___ SUPPLIED RECORDS
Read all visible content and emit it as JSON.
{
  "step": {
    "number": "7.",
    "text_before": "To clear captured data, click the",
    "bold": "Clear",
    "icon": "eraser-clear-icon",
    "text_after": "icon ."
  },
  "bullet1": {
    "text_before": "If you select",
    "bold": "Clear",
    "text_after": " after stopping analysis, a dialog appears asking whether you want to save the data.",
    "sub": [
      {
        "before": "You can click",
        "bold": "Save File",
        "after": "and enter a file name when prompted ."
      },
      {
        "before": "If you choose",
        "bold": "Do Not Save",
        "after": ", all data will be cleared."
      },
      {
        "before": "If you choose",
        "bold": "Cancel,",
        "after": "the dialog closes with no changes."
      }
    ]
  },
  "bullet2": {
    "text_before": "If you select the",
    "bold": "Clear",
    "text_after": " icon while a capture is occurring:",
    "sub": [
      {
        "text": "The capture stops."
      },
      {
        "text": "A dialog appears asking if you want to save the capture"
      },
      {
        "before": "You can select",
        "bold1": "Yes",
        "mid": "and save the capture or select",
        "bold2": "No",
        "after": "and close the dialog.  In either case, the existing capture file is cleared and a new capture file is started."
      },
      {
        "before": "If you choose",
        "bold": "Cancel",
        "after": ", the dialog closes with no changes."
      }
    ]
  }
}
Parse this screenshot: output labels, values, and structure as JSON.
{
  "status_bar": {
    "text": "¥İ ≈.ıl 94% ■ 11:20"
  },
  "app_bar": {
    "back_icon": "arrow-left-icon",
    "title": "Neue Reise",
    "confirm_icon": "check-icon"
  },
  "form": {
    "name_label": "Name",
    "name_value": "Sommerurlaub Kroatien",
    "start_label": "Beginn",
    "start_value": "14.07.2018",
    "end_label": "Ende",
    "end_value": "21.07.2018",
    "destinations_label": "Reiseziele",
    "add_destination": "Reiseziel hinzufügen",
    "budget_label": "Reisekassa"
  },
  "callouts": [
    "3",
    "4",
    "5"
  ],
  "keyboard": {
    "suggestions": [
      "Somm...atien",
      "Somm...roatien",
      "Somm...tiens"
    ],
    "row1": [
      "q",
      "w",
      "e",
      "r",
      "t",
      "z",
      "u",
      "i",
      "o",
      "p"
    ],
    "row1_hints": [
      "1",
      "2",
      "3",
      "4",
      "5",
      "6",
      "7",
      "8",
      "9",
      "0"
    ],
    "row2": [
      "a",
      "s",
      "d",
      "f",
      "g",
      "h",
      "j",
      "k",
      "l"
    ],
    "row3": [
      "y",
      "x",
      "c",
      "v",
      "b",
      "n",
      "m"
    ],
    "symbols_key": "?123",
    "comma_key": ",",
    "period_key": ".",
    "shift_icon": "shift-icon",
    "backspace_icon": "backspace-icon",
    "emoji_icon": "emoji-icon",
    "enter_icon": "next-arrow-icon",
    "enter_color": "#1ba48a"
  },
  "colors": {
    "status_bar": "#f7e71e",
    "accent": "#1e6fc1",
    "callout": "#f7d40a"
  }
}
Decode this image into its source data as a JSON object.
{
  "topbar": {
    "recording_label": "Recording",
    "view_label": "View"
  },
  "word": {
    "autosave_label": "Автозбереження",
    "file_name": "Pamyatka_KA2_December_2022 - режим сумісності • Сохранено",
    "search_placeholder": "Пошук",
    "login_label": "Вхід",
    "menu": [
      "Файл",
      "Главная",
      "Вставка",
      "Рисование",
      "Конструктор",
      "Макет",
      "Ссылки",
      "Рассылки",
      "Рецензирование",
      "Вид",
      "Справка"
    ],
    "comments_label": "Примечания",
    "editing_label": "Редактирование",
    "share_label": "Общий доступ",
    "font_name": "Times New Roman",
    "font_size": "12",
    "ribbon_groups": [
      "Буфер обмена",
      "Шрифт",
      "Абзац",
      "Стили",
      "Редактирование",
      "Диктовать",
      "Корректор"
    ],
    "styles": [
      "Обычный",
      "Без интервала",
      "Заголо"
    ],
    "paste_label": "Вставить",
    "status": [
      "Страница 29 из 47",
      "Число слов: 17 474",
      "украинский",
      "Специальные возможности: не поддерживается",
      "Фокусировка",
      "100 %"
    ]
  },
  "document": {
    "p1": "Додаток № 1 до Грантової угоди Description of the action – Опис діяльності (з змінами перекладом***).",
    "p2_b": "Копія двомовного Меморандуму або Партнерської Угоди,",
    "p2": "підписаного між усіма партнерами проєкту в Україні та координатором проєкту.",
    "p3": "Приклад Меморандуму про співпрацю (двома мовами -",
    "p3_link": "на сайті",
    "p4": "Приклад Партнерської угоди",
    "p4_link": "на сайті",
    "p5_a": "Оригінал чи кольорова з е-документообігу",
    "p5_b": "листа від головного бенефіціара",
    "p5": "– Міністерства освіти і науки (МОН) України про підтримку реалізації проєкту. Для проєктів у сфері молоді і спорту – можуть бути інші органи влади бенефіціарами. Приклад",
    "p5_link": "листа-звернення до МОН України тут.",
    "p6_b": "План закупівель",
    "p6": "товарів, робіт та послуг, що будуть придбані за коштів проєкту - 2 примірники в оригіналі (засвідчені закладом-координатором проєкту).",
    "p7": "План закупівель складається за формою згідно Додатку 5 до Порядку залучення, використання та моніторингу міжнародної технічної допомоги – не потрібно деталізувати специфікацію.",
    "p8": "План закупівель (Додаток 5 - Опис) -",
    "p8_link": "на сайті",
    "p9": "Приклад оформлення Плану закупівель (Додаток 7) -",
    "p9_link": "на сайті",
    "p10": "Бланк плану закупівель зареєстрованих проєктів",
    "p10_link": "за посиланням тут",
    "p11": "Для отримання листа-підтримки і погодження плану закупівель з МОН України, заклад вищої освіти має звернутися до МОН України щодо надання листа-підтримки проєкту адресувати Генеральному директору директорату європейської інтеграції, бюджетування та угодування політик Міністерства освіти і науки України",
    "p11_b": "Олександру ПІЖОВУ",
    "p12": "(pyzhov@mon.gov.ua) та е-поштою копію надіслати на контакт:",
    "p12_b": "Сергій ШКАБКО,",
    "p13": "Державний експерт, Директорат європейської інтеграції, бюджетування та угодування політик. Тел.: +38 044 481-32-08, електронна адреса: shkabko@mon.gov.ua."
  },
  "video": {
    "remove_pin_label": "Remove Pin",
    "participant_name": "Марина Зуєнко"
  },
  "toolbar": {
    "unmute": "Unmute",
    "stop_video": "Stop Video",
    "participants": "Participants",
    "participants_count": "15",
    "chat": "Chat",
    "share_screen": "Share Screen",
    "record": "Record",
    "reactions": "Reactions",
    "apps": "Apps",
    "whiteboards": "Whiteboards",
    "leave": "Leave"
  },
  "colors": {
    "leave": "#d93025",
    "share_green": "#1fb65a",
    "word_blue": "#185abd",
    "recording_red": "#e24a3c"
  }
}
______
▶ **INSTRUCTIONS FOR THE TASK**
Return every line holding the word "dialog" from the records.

▶ **ANSWER TO THIS EXERCISE**
    "text_after": " after stopping analysis, a dialog appears asking whether you want to save the data.",
        "after": "the dialog closes with no changes."
        "text": "A dialog appears asking if you want to save the capture"
        "after": "and close the dialog.  In either case, the existing capture file is cleared and a new capture file is started."
        "after": ", the dialog closes with no changes."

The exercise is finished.